Muscle Cars and Baby Boomers
Muscle cars have never gone away, but the seminal 1960s fire-breathers did go out of style for a time. By the late 1970s, they were viewed as just decaying "used cars," cheap to buy but rather impractical at time of record gas prices.
Since then, classic muscle has been rediscovered by the leading edge of the Baby-Boom generation, which was just starting high school when the first GTO hit the streets. Now these folks are 50-somethings in their peak earning years, and many are scrambling to possess what they could only dream of as teenagers. Call it Muscle Mania II.
The growing prominence of classic muscle is the latest trend in a multifaceted collector-car hobby that began modestly in the late 1940s and is now big business. It engages millions of Americans from all walks of life who may own one or two favorites or enough cars to fill a warehouse.
Whatever their interests and income, old-car lovers support a thriving industry of restoration specialists, parts locators and fabricators, enthusiast magazines and websites, memorabilia vendors, vehicle appraisers, and auction houses, plus businesses and organizations devoted to vintage-auto racing.
People gather up and preserve old cars for many reasons. Some hope to buy low and sell high, perhaps with the proverbial long-lost gem accidentally found in some crumbling barn. For most folks, though, the motivation is emotional, a desire to recapture part of their youth.
Classic muscle fans are no different. As Business Week magazine noted in its
Actually, restoration isn't always a plus. Many classic muscle fans prefer cars that are most "factory-original," paint flaws, misaligned trim, and all the rest. It's part of the charm, a reminder that
As for "paying top dollar," keep in mind that prices for all collector cars vary widely depending on condition, available supply, and current market demand. That said, classic muscle machines are hot right now, thanks to boomer interest, so they routinely go for six-figure sums, and the rarest models often sell for much more.
For example, at the February 2006 Barrett-Jackson Auction in
The poster child for muscle car nostalgia among Baby Boomers might be this
1970 Plymouth Hemi 'Cuda, one of just 14 built. It went for $2.1 million
at the 2006 Barrett-Jackson Auction in Scottsdale, Arizona.
Of course, such wisdom won't deter those who just know they can beat the stock market by "flipping" a muscle machine or some other golden oldie. But if not the easiest way to make a fortune, old cars are a wonderful investment in nostalgic fun, not to mention one that preserves a part of automotive history. And when all is said and done, shouldn't that be enough?
Return to Muscle Car Information Library.
For more cool information on muscle cars, see:
- Muscle cars came in many shapes and sizes. Here are features on more than 100 muscle cars, including photos and specifications for each model.

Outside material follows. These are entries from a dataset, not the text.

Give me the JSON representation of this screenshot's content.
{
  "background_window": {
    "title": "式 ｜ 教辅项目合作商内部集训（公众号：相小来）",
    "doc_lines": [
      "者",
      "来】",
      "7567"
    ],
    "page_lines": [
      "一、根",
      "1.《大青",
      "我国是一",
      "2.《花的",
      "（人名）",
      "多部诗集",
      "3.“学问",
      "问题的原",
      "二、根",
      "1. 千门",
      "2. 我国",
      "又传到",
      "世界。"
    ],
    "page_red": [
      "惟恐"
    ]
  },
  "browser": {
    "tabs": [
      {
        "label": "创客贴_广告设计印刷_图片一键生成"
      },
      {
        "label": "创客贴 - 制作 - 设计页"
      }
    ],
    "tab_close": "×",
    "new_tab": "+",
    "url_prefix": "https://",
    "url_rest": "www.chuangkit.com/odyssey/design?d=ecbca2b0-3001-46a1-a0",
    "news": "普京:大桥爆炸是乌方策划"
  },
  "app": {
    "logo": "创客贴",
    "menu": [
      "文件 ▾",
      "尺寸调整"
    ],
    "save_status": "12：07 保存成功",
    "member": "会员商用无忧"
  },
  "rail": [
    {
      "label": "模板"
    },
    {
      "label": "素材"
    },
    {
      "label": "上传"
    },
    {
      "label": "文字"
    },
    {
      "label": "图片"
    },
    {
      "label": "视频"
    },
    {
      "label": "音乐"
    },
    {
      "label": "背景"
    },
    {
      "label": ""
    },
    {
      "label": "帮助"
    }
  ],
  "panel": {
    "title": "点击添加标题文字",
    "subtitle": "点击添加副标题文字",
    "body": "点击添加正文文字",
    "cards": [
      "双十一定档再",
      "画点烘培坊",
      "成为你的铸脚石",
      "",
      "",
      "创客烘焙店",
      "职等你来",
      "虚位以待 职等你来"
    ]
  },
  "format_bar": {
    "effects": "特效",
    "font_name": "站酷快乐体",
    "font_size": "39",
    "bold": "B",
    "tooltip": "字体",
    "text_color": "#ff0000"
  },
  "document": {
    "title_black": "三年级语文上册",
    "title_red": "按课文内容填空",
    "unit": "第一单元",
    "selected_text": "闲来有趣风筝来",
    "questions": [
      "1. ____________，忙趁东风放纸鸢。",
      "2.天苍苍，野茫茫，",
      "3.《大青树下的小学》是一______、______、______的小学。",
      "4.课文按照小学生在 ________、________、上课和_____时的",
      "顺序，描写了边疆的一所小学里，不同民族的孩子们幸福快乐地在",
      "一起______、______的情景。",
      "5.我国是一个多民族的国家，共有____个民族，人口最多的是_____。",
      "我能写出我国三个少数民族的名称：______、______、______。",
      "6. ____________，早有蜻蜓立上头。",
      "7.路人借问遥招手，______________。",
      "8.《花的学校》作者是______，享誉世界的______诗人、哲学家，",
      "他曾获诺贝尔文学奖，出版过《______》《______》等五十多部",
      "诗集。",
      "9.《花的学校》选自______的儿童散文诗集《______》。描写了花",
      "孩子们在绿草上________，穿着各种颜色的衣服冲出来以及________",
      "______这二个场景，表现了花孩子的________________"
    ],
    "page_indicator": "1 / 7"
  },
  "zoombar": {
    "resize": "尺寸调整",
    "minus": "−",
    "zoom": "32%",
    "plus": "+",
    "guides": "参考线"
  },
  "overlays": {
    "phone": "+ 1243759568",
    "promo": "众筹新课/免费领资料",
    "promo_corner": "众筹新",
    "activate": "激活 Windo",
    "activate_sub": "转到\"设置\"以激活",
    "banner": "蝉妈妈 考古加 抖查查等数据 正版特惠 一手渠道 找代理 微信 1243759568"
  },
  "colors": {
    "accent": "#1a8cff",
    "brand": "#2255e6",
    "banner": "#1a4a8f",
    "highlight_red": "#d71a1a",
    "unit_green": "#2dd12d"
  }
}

- Dodge muscle cars were among the fastest and wildest.
- Plymouth muscle cars spanned the spectrum from fanciful to fearsome -- and sometimes displayed both qualities in a single model.